(the Fransen-Robinson constant) it is clear that there cannot be for the integral of the continuous NB pdf either.
However it seems to me that traditional mean and variance formulas for the NB should continue to be good approximations for the continuous NB. Moreover the normalizing constant should vary slowly with the parameters and therefore can be ignored as having negligible influence in the maximum likelihood calculations.
One can confirm these hypotheses by numerical integration. The NB distribution arises in bioinformatics as a gamma mixture of Poisson distributions (see the Wikipedia negative binomial article or McCarthy et al below).

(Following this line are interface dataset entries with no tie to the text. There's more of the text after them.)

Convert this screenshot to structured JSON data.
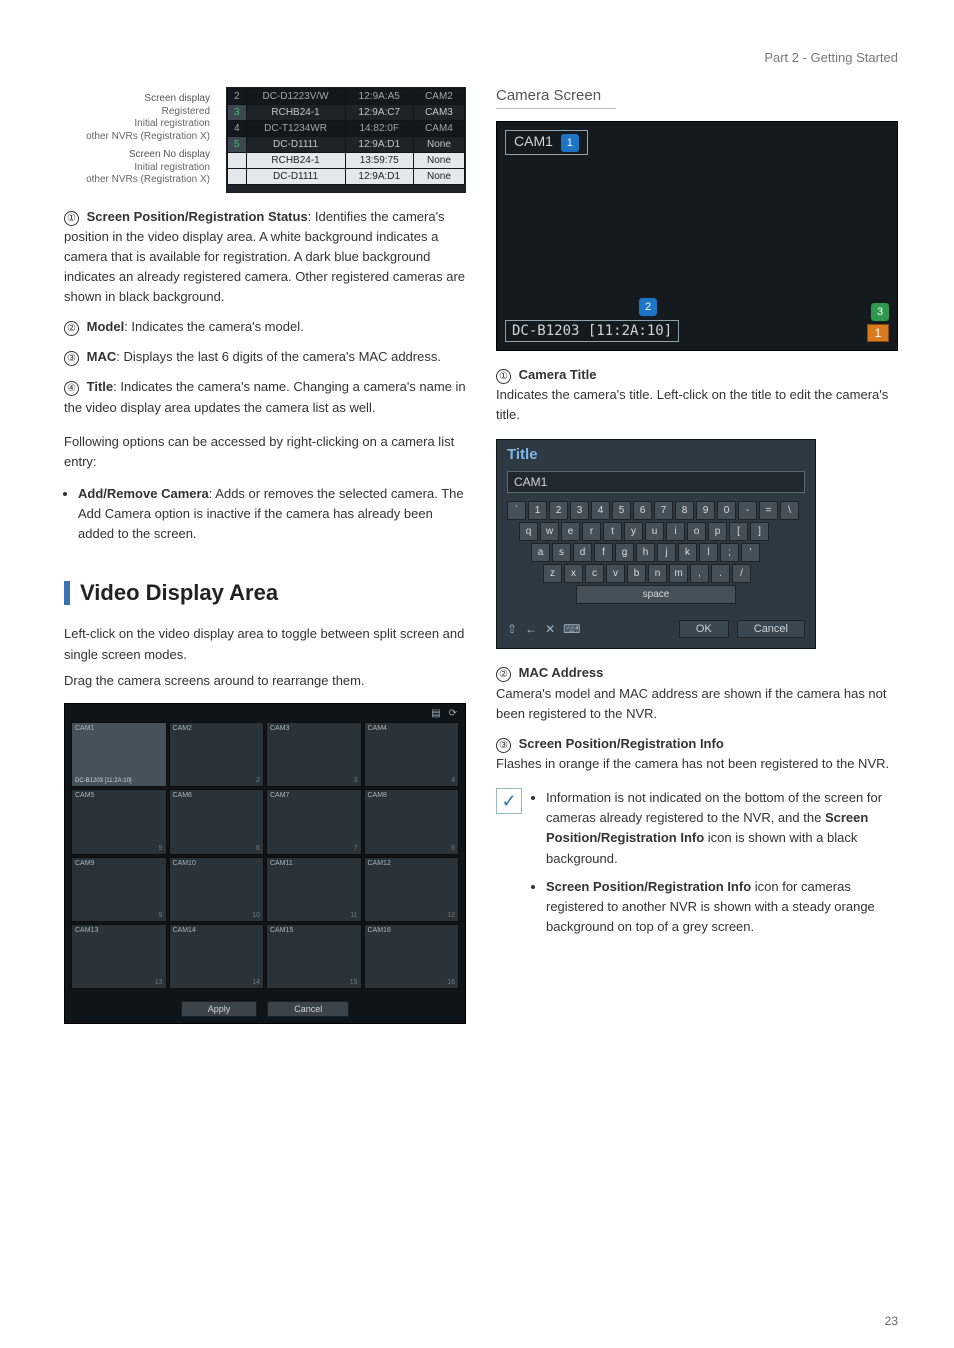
{
  "header": {
    "section": "Part 2 - Getting Started"
  },
  "camlist": {
    "group1_label": "Screen display",
    "group1_items": [
      "Registered",
      "Initial registration",
      "other NVRs (Registration X)"
    ],
    "group2_label": "Screen No display",
    "group2_items": [
      "Initial registration",
      "other NVRs (Registration X)"
    ],
    "rows": [
      {
        "idx": "2",
        "model": "DC-D1223V/W",
        "mac": "12:9A:A5",
        "title": "CAM2",
        "cls": "row-dark"
      },
      {
        "idx": "3",
        "model": "RCHB24-1",
        "mac": "12:9A:C7",
        "title": "CAM3",
        "cls": ""
      },
      {
        "idx": "4",
        "model": "DC-T1234WR",
        "mac": "14:82:0F",
        "title": "CAM4",
        "cls": "row-dark"
      },
      {
        "idx": "5",
        "model": "DC-D1111",
        "mac": "12:9A:D1",
        "title": "None",
        "cls": ""
      },
      {
        "idx": "",
        "model": "RCHB24-1",
        "mac": "13:59:75",
        "title": "None",
        "cls": "row-white"
      },
      {
        "idx": "",
        "model": "DC-D1111",
        "mac": "12:9A:D1",
        "title": "None",
        "cls": "row-white"
      }
    ]
  },
  "defs_left": [
    {
      "n": "①",
      "term": "Screen Position/Registration Status",
      "text": ": Identifies the camera's position in the video display area. A white background indicates a camera that is available for registration. A dark blue background indicates an already registered camera. Other registered cameras are shown in black background."
    },
    {
      "n": "②",
      "term": "Model",
      "text": ": Indicates the camera's model."
    },
    {
      "n": "③",
      "term": "MAC",
      "text": ": Displays the last 6 digits of the camera's MAC address."
    },
    {
      "n": "④",
      "term": "Title",
      "text": ": Indicates the camera's name. Changing a camera's name in the video display area updates the camera list as well."
    }
  ],
  "left_para1": "Following options can be accessed by right-clicking on a camera list entry:",
  "left_bullets": [
    {
      "term": "Add/Remove Camera",
      "text": ": Adds or removes the selected camera. The Add Camera option is inactive if the camera has already been added to the screen."
    }
  ],
  "section2": {
    "title": "Video Display Area"
  },
  "left_para2": "Left-click on the video display area to toggle between split screen and single screen modes.",
  "left_para3": "Drag the camera screens around to rearrange them.",
  "vgrid": {
    "cells": [
      {
        "lbl": "CAM1",
        "bot": "DC-B1203  [11:2A:10]",
        "num": ""
      },
      {
        "lbl": "CAM2",
        "num": "2"
      },
      {
        "lbl": "CAM3",
        "num": "3"
      },
      {
        "lbl": "CAM4",
        "num": "4"
      },
      {
        "lbl": "CAM5",
        "num": "5"
      },
      {
        "lbl": "CAM6",
        "num": "6"
      },
      {
        "lbl": "CAM7",
        "num": "7"
      },
      {
        "lbl": "CAM8",
        "num": "8"
      },
      {
        "lbl": "CAM9",
        "num": "9"
      },
      {
        "lbl": "CAM10",
        "num": "10"
      },
      {
        "lbl": "CAM11",
        "num": "11"
      },
      {
        "lbl": "CAM12",
        "num": "12"
      },
      {
        "lbl": "CAM13",
        "num": "13"
      },
      {
        "lbl": "CAM14",
        "num": "14"
      },
      {
        "lbl": "CAM15",
        "num": "15"
      },
      {
        "lbl": "CAM16",
        "num": "16"
      }
    ],
    "btn_apply": "Apply",
    "btn_cancel": "Cancel"
  },
  "right": {
    "camera_screen_head": "Camera Screen",
    "camshot": {
      "title": "CAM1",
      "tag1": "1",
      "tag2": "2",
      "tag3": "3",
      "bottom": "DC-B1203 [11:2A:10]",
      "rnum": "1"
    },
    "defs": [
      {
        "n": "①",
        "term": "Camera Title",
        "text": "Indicates the camera's title. Left-click on the title to edit the camera's title."
      },
      {
        "n": "②",
        "term": "MAC Address",
        "text": "Camera's model and MAC address are shown if the camera has not been registered to the NVR."
      },
      {
        "n": "③",
        "term": "Screen Position/Registration Info",
        "text": "Flashes in orange if the camera has not been registered to the NVR."
      }
    ],
    "kb": {
      "title": "Title",
      "input": "CAM1",
      "row1": [
        "`",
        "1",
        "2",
        "3",
        "4",
        "5",
        "6",
        "7",
        "8",
        "9",
        "0",
        "-",
        "=",
        "\\"
      ],
      "row2": [
        "q",
        "w",
        "e",
        "r",
        "t",
        "y",
        "u",
        "i",
        "o",
        "p",
        "[",
        "]"
      ],
      "row3": [
        "a",
        "s",
        "d",
        "f",
        "g",
        "h",
        "j",
        "k",
        "l",
        ";",
        "'"
      ],
      "row4": [
        "z",
        "x",
        "c",
        "v",
        "b",
        "n",
        "m",
        ",",
        ".",
        "/"
      ],
      "space": "space",
      "ok": "OK",
      "cancel": "Cancel"
    },
    "note_bullets": [
      "Information is not indicated on the bottom of the screen for cameras already registered to the NVR, and the <b>Screen Position/Registration Info</b> icon is shown with a black background.",
      "<b>Screen Position/Registration Info</b> icon for cameras registered to another NVR is shown with a steady orange background on top of a grey screen."
    ]
  },
  "pagenum": "23"
}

The continuous NB distribution arises simply by replacing the Poisson distribution with its continuous analog with pdf
for $x\ge 0$ where $a(\lambda)$ is a normalizing constant to ensure the density integrates to 1.
Suppose for example that $\lambda=10$. The Poisson distribution has pmf equal the above pdf on the non-negative integers and, with $\lambda=10$, the Poisson mean and variance are equal to 10.

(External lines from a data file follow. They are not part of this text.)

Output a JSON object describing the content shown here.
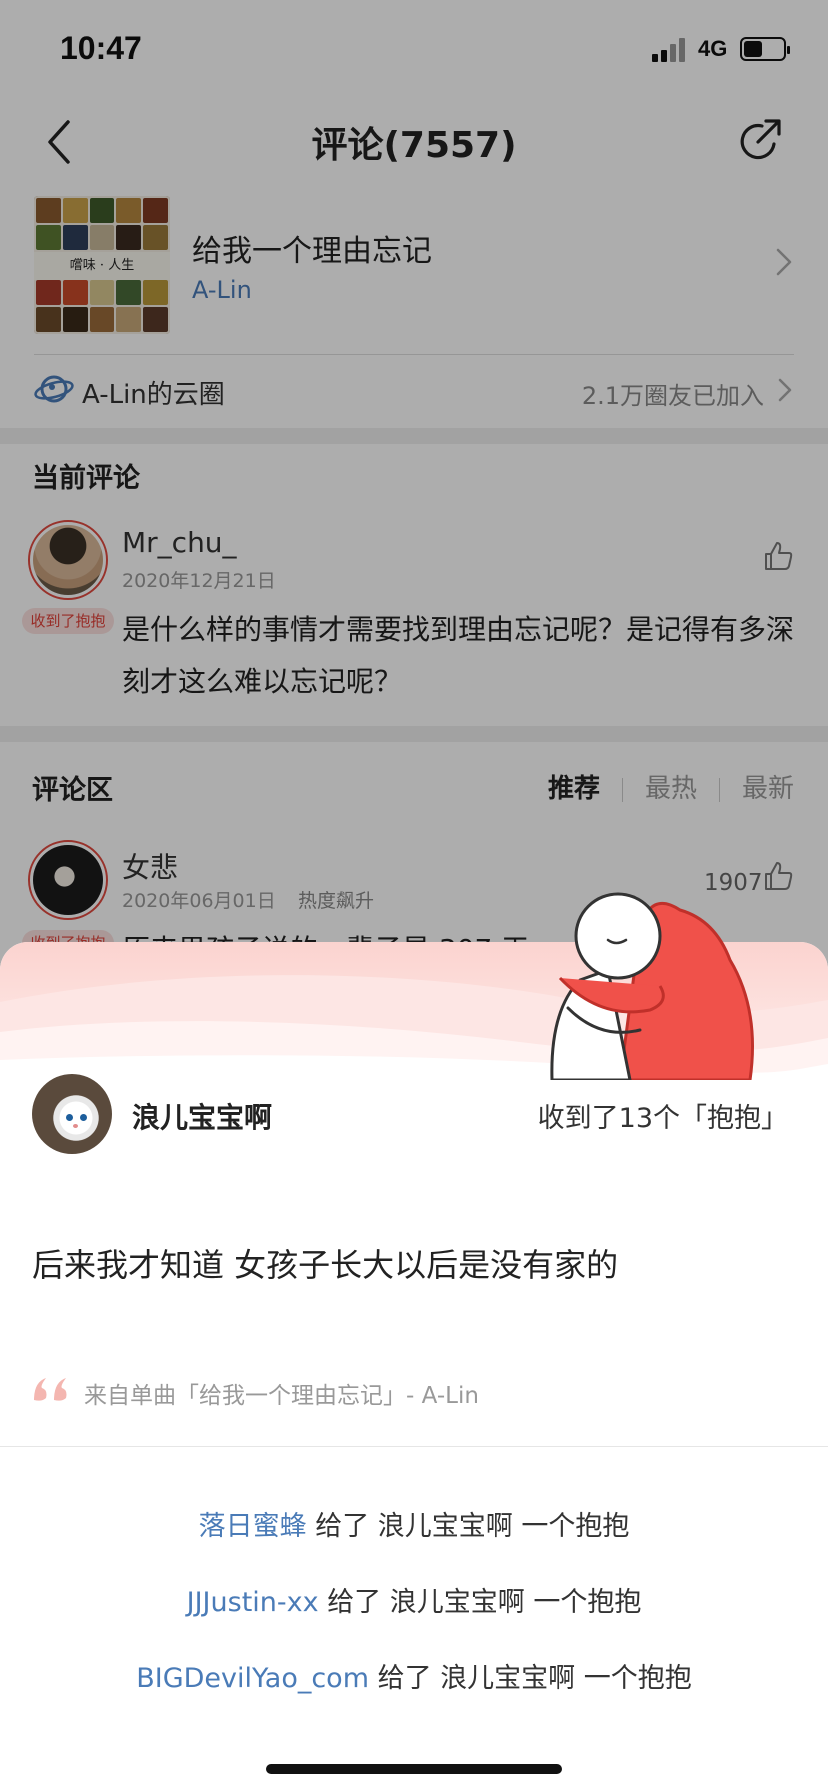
{
  "status_bar": {
    "time": "10:47",
    "network": "4G"
  },
  "nav": {
    "title": "评论(7557)"
  },
  "song": {
    "title": "给我一个理由忘记",
    "artist": "A-Lin",
    "cover_text": "嚐味 · 人生"
  },
  "circle": {
    "name": "A-Lin的云圈",
    "count": "2.1万圈友已加入"
  },
  "current_comment": {
    "section_title": "当前评论",
    "user": "Mr_chu_",
    "date": "2020年12月21日",
    "badge": "收到了抱抱",
    "text": "是什么样的事情才需要找到理由忘记呢？是记得有多深刻才这么难以忘记呢？"
  },
  "comment_area": {
    "title": "评论区",
    "sort_tabs": [
      "推荐",
      "最热",
      "最新"
    ],
    "active_sort": "推荐",
    "comment": {
      "user": "女悲",
      "date": "2020年06月01日",
      "hot": "热度飙升",
      "likes": "1907",
      "badge": "收到了抱抱",
      "text_partial": "原来男孩子说的一辈子是 307 天"
    }
  },
  "sheet": {
    "user": "浪儿宝宝啊",
    "received": "收到了13个「抱抱」",
    "quote": "后来我才知道 女孩子长大以后是没有家的",
    "source": "来自单曲「给我一个理由忘记」- A-Lin",
    "hugs": [
      {
        "giver": "落日蜜蜂",
        "action": "给了",
        "receiver": "浪儿宝宝啊",
        "suffix": "一个抱抱"
      },
      {
        "giver": "JJJustin-xx",
        "action": "给了",
        "receiver": "浪儿宝宝啊",
        "suffix": "一个抱抱"
      },
      {
        "giver": "BIGDevilYao_com",
        "action": "给了",
        "receiver": "浪儿宝宝啊",
        "suffix": "一个抱抱"
      }
    ]
  },
  "colors": {
    "accent_red": "#e0413a",
    "link_blue": "#4a7bb7",
    "sheet_wave": "#fde6e4"
  }
}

Numerical integration shows that $a(10)=1/0.999875$ and the mean and variance of the continuous distribution are equal to 10 to about 4 significant figures.
So the normalizing constant is virtually 1 and the mean and variance are almost exactly the same as for the discrete Poisson distribution.

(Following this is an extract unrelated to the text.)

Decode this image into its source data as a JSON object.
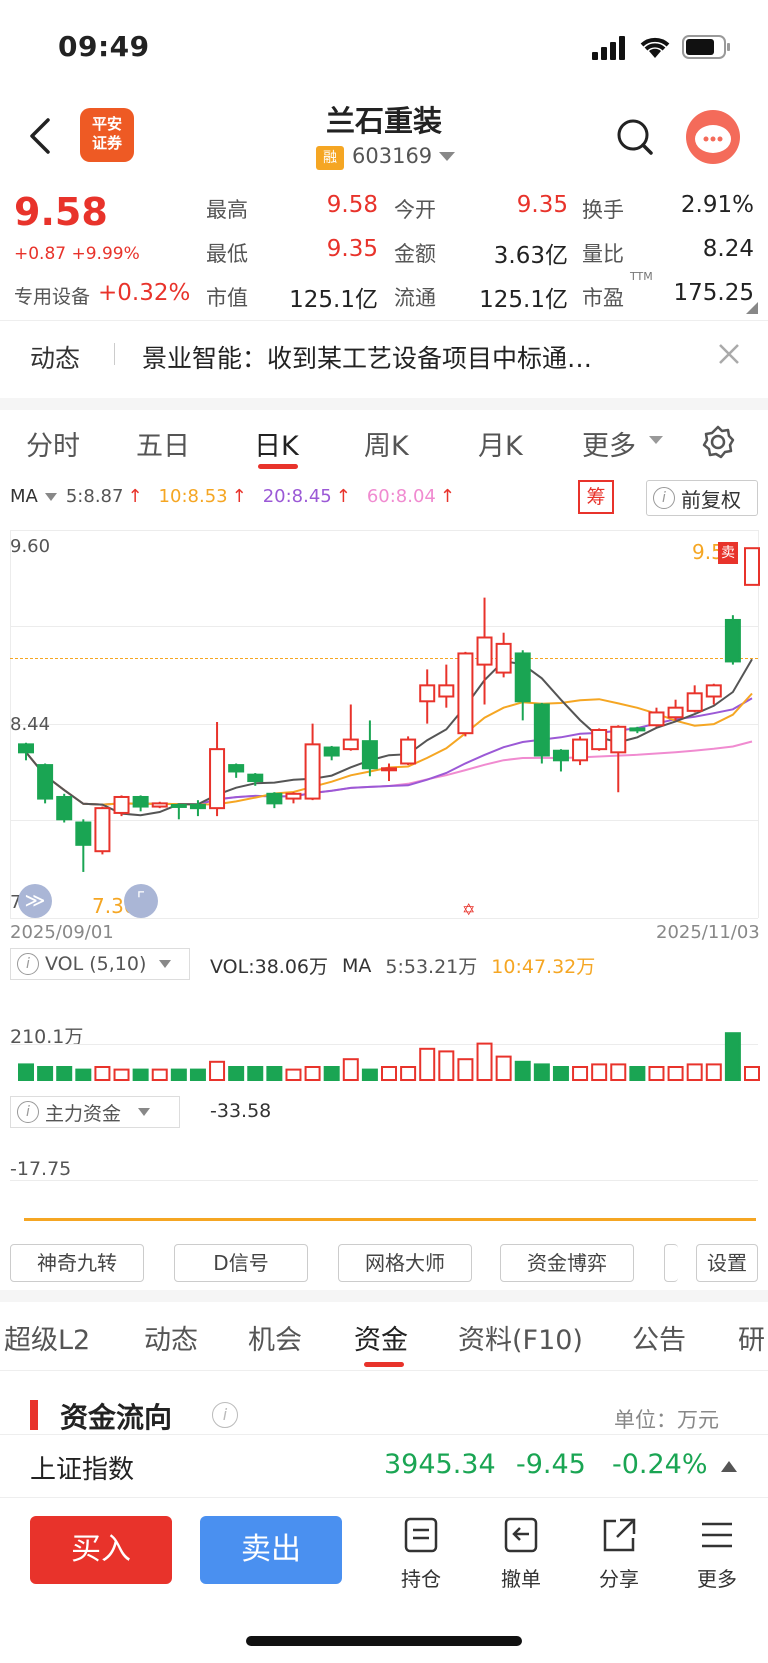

The approximation is improved even more if we add a continuity correction, integrating from $-1/2$ to $\infty$ instead of from 0.
With the continuity correction, everything is correct (normalizing constant is 1 and moments agree with discrete Poisson) to about 6 figures.
In our edgeR package, we do not need to make any adjustment for the fact that there is mass at zero, because we always work with conditional log-likelihoods or with log-likelihood differences and any delta functions cancel out of the calculations. This is typical BTW for glms with mixed probability distributions. Alternatively, we could consider the distribution to have no mass at zero but to have support starting at -1/2 instead of at zero. Either theoretical perspective leads to the same calculations in practice.
Although we make active use of the continuous NB distribution, we haven't published anything on it explicitly. The articles cited below explain the NB approach to genomic data but don't discuss the continuous NB distribution explicitly.
In summary, I am not surprised that the article you are studying obtained reasonable results from a continualized version of the NB pdf, because that is our experience also. The key requirement is that we should be modelling the means and variances correctly and that will be fine provided the data, whether integer or not, exhibits the same form of quadratic mean-variance relationship that the NB distribution does.
Robinson, M., and Smyth, G. K. (2008). Small sample estimation of negative binomial dispersion, with applications to SAGE data. Biostatistics 9, 321-332.
Robinson, MD, and Smyth, GK (2007). Moderated statistical tests for assessing differences in tag abundance. Bioinformatics 23, 2881-2887.
McCarthy, DJ, Chen, Y, Smyth, GK (2012). Differential expression analysis of multifactor RNA-Seq experiments with respect to biological variation. Nucleic Acids Research 40, 4288-4297.
Chen, Y, Lun, ATL, and Smyth, GK (2014). Differential expression analysis of complex RNA-seq experiments using edgeR. In: Statistical Analysis of Next Generation Sequence Data, Somnath Datta and Daniel S Nettleton (eds), Springer, New York, pages 51--74. Preprint
Lun, ATL, Chen, Y, and Smyth, GK (2016). It's DE-licious: a recipe for differential expression analyses of RNA-seq experiments using quasi-likelihood methods in edgeR. Methods in Molecular Biology 1418, 391-416. Preprint
Chen Y, Lun ATL, and Smyth, GK (2016). From reads to genes to pathways: differential expression analysis of RNA-Seq experiments using Rsubread and the edgeR quasi-likelihood pipeline. F1000Research 5, 1438.